A quick overview about the history of the situation and past attempts to tackle it.
How the streets of Bucharest became home of over 50’000 street dogs…
In the 1980s communist Romanian Dictator Nicolae Ceausescu called for the demolition of traditional housing across the country and built large numbers of high rise apartment blocks. Romanian citizens had only three days notice to move and were forced to leave their dogs on the street but continued to feed them. The dogs quickly adapted to the new urban setting and, neutering being relatively rare at that time, their numbers multiplied.
Today around 80,000 street dogs live in the capital of Romania alone, and the problem is deep-rooted.
What has been tried so far…

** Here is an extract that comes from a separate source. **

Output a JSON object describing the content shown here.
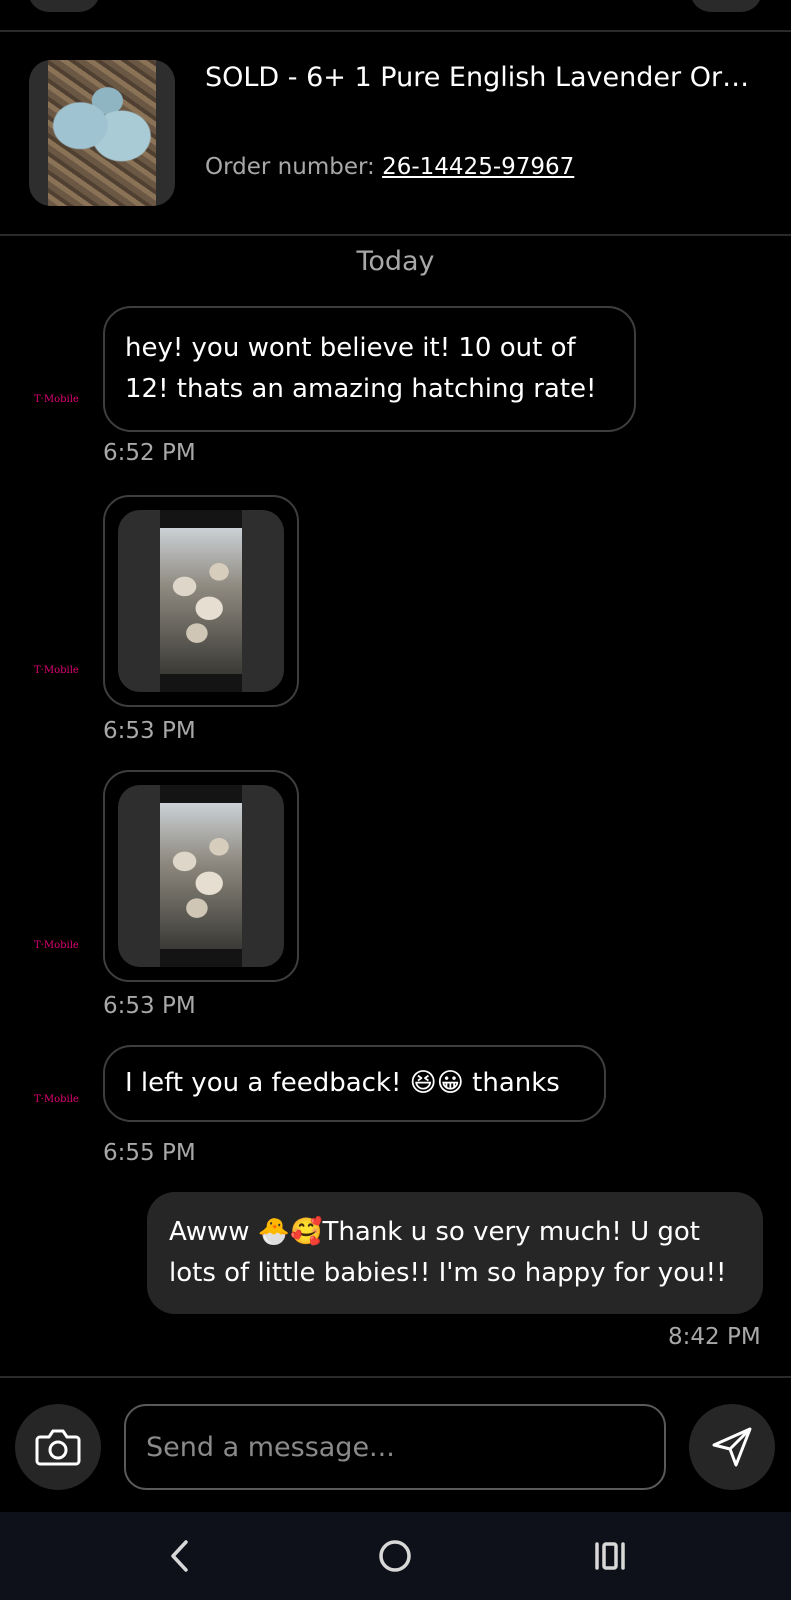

Past municipalities failed by trying to shoot or poison the dogs. Just recently a new law passed to capture all street dogs and put them to sleep if they were not rehomed after 14 days.

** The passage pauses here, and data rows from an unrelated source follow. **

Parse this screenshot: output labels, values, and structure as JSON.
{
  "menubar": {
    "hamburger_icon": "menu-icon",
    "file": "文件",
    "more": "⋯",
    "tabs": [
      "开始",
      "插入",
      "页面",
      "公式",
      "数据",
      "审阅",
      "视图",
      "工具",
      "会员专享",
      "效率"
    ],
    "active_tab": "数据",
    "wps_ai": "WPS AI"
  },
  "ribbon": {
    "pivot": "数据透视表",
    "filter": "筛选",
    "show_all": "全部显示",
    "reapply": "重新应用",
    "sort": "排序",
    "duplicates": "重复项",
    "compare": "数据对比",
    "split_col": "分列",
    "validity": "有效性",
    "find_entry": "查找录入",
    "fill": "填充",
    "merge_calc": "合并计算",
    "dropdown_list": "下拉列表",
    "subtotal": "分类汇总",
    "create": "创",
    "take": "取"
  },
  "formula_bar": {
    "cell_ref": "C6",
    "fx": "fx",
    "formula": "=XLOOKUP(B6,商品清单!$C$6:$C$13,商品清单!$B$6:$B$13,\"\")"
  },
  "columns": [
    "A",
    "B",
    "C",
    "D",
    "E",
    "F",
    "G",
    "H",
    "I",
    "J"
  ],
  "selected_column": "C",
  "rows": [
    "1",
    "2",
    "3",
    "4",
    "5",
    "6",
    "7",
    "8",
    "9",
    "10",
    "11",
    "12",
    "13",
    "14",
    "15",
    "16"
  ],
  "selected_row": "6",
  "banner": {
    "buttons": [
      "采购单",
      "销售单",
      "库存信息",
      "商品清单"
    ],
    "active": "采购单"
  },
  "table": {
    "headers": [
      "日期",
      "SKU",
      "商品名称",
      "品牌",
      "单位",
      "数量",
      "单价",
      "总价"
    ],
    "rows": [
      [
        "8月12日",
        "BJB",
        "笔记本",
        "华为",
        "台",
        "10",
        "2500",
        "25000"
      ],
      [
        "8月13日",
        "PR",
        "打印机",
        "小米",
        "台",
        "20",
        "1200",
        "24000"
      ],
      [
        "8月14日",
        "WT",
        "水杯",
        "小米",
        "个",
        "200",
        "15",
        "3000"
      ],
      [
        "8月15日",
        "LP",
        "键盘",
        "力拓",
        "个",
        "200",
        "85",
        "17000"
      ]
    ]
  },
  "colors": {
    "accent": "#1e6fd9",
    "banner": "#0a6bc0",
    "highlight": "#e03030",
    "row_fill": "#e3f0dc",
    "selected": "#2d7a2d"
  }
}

Meanwhile an astounding 9 out of 10 urban residents in Romania want ofﬁcials to adopt humane action to tackle the country’s major street dog problem.
Two major issues of the capital…
Problem No. 1: Thousands of starving, sad dogs ﬁll the streets in Romanian cities. They create an uncanny atmosphere of poverty and dispair for any visitor, impacting every day life of the people.
Problem No. 2: While many Romanian cities have a large number of landmark buildings and monuments, they are mostly missing major, positive tourist attractions: the Palace of the Parliament, built in the 1980s by communist Dictator Nicolae Ceaușescu is currently the largest building in Europe and the second-largest in the world, but still stands for a terrible regime – hated by most Romanians. The proud Romanian people are missing a positive, modern and fun landmark that stands for a new future.
Creating win-win situations for everyone…
There are a number of organisations trying to help. But most of them stop short at simply trying to neuter the streetdogs. An effective, but very cost-intensive approach, which in the end still leaves the dogs alone and without care on the streets.
We at Citydogs4Streetdogs want to go a more sustainable way. We strongly believe for a problem this big, the support of all major parties is needed: the people, the activists and last but not least the politicians. Ten thousands of dogs can only be rescued, if everyone proﬁts from the solution – even people who don’t like dogs.
So we came up with a captivating win-win solution for everybody.